By the way, for those who haven’t crossed paths with the indefatigable Dr. Halamka, he’s Chief Information Officer of Beth Israel Deaconess Medical Center. So his institution is central to this new effort (of which he’s quite justifiably proud).

My question is just how this trick was pulled off. Did the participants use the CCD format, Direct Project protocols, discrete data or something else?  Regardless of how the data’s being exchanged, it seems to me that the rest of the country should consider following suit.

October 25, 2012 I Written By

Anne Zieger is veteran healthcare consultant and analyst with 20 years of industry experience. Zieger formerly served as editor-in-chief of FierceHealthcare.com and her commentaries have appeared in dozens of international business publications, including Forbes, Business Week and Information Week. She has also contributed content to hundreds of healthcare and health IT organizations, including several Fortune 500 companies.

The Meaningful Use Song (To The Tune Of “Modern Major General”)

Folks, this should make you smile. It’s an elegantly worded Meaningful Use commentary, based on the “Modern Major General” song from Gilbert and Sullivan’s “Pirates of Penzance.” The words were written by Peggy Polaneczky, MD. Enjoy, and see if you too are “the model user of an EMR that’s meaningful.”

July 18, 2012 I Written By

Anne Zieger is veteran healthcare consultant and analyst with 20 years of industry experience. Zieger formerly served as editor-in-chief of FierceHealthcare.com and her commentaries have appeared in dozens of international business publications, including Forbes, Business Week and Information Week. She has also contributed content to hundreds of healthcare and health IT organizations, including several Fortune 500 companies.

Is There Such A Thing As Too Much Patient Info Sharing?

Today, when I was skimming my tweetstream, I caught a message that stopped me dead in my tracks:

We spend a lot of time on these pages mulling over the best ways to get information from one provider to another, be it via the Direct Project approach, EMR integration across sites or HIEs. And all of this discussion is predicated on the notion that more sharing is largely a Very Good Thing.

And we have good reason to do so. For all of the bitterly skeptical things we can say about EMRs, in the rare cases where they’re humming like a fine ‘Vette they can improve care and avoid patient harm in a long list of ways.  They can also serve as a repository for data which can be manipulated, studied, and learned from for both commercial and public health purposes.

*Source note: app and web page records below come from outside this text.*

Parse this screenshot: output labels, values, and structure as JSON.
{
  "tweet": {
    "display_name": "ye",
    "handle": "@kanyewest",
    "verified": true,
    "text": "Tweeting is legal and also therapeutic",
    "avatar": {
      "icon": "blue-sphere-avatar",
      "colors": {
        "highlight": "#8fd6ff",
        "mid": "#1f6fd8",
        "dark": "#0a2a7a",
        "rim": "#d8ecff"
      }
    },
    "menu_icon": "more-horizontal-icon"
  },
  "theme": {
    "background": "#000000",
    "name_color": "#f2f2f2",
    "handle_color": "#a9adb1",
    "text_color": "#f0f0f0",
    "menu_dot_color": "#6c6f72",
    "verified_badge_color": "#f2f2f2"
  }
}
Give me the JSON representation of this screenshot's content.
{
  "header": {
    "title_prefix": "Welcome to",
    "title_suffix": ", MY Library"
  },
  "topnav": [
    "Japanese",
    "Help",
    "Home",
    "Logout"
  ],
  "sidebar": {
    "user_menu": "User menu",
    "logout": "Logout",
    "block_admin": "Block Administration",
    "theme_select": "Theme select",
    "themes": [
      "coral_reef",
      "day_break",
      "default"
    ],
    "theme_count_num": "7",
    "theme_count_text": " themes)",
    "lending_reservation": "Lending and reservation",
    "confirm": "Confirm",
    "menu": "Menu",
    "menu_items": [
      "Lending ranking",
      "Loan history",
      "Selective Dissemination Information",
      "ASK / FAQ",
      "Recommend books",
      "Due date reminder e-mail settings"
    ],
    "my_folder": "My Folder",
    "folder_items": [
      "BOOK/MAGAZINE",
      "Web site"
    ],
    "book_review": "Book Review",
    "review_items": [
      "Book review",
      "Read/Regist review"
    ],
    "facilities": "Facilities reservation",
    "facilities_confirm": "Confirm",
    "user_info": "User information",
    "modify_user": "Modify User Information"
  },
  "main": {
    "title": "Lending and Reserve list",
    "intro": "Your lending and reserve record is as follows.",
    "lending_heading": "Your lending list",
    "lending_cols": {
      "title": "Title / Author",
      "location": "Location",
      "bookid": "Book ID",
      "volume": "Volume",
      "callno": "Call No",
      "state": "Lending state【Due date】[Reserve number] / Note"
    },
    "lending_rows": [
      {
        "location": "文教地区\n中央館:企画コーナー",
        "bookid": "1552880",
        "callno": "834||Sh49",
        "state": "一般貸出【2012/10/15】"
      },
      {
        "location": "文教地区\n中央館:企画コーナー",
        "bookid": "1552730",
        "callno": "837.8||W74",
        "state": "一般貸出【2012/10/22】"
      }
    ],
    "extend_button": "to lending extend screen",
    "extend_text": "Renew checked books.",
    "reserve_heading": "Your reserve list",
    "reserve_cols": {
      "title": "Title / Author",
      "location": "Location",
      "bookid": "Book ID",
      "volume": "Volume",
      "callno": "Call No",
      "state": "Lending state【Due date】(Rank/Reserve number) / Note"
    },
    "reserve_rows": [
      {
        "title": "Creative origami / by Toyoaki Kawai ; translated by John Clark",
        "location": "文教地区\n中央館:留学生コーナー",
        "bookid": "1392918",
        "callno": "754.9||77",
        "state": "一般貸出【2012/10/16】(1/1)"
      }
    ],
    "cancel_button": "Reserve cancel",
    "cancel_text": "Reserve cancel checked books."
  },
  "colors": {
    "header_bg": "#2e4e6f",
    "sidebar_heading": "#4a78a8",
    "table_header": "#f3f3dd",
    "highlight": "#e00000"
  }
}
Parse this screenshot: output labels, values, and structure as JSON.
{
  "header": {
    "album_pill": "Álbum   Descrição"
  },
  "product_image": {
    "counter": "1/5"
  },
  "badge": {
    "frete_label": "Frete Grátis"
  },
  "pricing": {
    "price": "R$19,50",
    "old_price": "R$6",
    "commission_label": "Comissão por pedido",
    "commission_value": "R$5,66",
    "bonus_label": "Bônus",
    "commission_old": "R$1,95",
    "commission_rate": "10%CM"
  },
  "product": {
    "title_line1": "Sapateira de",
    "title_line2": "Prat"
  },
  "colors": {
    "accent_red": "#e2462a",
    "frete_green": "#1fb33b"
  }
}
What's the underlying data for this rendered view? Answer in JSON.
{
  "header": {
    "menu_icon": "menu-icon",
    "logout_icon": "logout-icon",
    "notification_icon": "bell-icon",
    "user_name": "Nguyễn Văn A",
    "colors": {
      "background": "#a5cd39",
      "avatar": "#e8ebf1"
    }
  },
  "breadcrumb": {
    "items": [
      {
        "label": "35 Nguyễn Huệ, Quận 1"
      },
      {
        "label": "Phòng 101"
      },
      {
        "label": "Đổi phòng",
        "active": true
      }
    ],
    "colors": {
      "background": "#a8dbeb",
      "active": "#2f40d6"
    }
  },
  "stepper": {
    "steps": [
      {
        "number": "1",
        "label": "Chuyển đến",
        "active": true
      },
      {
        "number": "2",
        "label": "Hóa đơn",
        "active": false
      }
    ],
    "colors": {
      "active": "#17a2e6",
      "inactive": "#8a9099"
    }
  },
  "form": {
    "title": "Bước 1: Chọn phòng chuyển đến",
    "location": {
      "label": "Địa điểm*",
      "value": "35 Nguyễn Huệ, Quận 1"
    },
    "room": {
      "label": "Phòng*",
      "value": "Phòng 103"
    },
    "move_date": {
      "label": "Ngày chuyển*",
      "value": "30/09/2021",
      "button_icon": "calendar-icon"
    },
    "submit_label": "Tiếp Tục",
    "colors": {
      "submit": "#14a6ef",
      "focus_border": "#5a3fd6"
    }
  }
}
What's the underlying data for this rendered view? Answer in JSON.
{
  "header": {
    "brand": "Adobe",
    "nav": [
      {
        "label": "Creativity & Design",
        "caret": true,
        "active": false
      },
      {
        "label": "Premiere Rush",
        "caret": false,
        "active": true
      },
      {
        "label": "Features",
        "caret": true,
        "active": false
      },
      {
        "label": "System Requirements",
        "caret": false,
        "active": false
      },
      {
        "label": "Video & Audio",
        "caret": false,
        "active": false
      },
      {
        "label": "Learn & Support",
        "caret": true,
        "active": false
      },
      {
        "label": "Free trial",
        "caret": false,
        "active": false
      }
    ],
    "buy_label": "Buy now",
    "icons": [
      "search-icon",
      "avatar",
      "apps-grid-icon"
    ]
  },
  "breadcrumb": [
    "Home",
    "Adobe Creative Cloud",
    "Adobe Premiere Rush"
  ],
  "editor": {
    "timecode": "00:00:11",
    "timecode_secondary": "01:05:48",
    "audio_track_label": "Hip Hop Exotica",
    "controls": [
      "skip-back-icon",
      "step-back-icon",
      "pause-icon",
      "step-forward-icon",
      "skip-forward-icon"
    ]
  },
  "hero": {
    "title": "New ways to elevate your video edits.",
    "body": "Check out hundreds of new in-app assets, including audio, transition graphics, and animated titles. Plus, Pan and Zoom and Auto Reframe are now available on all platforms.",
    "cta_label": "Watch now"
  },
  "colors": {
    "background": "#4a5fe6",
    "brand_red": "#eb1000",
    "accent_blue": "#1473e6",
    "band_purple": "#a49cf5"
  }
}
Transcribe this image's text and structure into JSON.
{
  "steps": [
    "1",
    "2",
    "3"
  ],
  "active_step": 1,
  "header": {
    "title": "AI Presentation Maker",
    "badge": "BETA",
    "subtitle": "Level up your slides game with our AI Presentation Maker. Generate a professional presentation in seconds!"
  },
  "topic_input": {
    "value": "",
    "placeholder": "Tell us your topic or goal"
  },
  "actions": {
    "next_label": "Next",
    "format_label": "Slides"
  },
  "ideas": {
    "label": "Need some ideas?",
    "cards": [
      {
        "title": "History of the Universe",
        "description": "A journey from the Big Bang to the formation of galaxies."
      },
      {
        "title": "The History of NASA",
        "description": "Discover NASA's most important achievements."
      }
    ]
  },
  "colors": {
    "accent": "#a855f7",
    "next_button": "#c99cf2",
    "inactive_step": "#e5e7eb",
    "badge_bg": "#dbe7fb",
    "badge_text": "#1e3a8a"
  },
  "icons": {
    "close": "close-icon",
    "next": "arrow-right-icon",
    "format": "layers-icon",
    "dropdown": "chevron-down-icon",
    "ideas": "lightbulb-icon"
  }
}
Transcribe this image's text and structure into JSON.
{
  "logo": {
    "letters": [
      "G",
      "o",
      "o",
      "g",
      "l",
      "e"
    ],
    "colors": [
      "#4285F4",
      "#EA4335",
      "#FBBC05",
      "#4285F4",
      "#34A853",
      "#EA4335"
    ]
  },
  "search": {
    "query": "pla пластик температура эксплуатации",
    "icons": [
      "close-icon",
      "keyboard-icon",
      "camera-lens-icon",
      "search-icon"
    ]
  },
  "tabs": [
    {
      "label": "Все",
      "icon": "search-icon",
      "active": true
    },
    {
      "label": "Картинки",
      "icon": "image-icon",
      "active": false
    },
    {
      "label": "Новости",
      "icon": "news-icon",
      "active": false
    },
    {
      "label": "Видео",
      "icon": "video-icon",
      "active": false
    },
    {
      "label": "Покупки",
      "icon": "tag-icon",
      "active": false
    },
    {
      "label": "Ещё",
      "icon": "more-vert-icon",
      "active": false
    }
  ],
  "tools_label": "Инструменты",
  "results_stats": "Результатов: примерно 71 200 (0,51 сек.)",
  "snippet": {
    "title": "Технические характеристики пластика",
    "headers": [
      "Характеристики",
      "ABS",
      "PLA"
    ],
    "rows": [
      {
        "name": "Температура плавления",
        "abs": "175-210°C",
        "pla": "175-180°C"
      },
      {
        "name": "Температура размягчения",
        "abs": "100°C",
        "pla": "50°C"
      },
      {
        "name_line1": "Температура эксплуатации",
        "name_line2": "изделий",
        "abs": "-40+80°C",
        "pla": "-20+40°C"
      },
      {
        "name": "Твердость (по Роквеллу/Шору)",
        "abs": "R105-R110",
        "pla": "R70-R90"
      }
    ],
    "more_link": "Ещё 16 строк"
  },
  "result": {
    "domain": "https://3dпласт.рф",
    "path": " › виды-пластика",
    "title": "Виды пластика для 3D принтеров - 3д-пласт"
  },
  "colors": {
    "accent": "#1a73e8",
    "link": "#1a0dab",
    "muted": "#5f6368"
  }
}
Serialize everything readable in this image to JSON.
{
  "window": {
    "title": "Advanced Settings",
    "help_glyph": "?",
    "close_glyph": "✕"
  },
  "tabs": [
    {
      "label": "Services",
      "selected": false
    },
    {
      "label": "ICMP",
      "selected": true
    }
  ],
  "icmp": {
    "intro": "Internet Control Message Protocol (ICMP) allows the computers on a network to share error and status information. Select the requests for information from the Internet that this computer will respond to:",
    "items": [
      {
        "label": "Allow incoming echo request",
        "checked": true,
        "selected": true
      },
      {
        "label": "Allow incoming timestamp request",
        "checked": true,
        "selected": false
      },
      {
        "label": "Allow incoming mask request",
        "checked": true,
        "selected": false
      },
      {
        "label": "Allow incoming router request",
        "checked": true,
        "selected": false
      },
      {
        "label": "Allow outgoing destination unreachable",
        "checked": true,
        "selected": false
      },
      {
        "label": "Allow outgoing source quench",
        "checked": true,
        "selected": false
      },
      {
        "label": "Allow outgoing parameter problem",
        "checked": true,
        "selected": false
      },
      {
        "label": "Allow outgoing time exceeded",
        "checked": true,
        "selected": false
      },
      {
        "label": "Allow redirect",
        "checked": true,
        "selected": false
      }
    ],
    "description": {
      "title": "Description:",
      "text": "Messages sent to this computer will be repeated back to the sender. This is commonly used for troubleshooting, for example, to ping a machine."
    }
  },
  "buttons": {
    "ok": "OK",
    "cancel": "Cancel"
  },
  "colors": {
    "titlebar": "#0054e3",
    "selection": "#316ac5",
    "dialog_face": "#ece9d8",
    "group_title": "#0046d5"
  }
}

But I had never taken a moment to stop and think how ease of sharing patient records might come with downsides of its own. I’m not sure which ones Dr. Trainer had in mind, but my guesses would be:

-  HIPAA mistakes become much easier to make and much harder to fix, as data tends to stay where its sent.

-  Clicking one button and sending 600 pages of information may be easier for the sending provider, but it may be far more data than needed, which can actually distract from finding the right information.

While security is of course a top priority for the business, making it simple for doctors to send just what’s needed isn’t at the top of the charts for EMR vendors to my knowledge.  Maybe it should be.

July 12, 2012 I Written By

Anne Zieger is veteran healthcare consultant and analyst with 20 years of industry experience. Zieger formerly served as editor-in-chief of FierceHealthcare.com and her commentaries have appeared in dozens of international business publications, including Forbes, Business Week and Information Week. She has also contributed content to hundreds of healthcare and health IT organizations, including several Fortune 500 companies.